### What you will do
Find how many lines of the following entries contain "symbol". Reply with the number alone.
Extracted records Start Marker
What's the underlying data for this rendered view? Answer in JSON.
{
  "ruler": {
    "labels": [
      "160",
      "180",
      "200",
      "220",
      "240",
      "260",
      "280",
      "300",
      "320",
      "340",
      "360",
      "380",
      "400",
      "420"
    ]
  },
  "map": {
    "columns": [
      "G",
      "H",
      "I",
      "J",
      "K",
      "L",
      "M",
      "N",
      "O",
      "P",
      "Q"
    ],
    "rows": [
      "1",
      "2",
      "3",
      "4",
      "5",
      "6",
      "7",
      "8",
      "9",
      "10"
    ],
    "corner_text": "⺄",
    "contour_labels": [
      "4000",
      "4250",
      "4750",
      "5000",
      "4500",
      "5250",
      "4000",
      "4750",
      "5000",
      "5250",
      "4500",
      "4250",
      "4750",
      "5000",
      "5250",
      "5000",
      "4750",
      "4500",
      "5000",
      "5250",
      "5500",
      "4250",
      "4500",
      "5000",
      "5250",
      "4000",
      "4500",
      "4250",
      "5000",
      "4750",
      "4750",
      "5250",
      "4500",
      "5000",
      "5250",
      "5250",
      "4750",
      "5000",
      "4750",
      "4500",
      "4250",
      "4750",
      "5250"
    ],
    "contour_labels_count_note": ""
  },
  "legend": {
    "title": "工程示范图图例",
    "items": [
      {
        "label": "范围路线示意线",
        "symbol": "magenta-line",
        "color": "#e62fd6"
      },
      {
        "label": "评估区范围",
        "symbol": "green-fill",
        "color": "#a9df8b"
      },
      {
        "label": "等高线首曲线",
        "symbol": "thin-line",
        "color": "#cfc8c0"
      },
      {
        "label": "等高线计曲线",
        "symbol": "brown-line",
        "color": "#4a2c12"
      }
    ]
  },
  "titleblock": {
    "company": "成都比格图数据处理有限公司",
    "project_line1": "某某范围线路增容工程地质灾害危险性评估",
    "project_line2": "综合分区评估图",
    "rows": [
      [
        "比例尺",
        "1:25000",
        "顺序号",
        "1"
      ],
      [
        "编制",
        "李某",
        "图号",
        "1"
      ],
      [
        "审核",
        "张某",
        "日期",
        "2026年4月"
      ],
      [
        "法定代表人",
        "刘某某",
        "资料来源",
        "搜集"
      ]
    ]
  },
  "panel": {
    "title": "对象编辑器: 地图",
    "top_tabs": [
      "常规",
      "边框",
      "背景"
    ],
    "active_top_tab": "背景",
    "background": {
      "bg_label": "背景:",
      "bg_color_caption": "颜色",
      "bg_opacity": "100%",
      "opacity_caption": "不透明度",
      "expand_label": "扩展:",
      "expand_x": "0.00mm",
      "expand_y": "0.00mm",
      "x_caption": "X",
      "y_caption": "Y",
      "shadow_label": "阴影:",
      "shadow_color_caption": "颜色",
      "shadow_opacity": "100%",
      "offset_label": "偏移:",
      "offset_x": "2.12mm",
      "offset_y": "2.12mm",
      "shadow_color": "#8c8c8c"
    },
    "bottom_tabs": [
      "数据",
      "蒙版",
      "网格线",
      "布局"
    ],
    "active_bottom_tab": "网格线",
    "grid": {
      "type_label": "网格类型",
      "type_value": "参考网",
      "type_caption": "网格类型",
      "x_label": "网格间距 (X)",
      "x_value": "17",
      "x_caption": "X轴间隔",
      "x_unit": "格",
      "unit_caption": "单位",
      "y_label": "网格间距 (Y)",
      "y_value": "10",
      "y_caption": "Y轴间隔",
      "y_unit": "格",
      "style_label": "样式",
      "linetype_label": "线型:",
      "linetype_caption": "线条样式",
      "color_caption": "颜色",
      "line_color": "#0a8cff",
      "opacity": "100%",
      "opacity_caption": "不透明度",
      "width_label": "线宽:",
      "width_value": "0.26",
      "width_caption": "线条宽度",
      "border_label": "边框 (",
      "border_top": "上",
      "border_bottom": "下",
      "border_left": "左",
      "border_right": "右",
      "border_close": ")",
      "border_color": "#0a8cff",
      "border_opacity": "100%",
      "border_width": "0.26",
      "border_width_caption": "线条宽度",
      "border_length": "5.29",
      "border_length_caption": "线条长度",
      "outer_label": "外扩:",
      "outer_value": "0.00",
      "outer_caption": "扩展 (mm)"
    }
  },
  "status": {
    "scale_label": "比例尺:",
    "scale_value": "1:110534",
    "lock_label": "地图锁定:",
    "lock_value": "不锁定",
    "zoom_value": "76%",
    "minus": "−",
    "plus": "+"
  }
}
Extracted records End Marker
### Solution below
4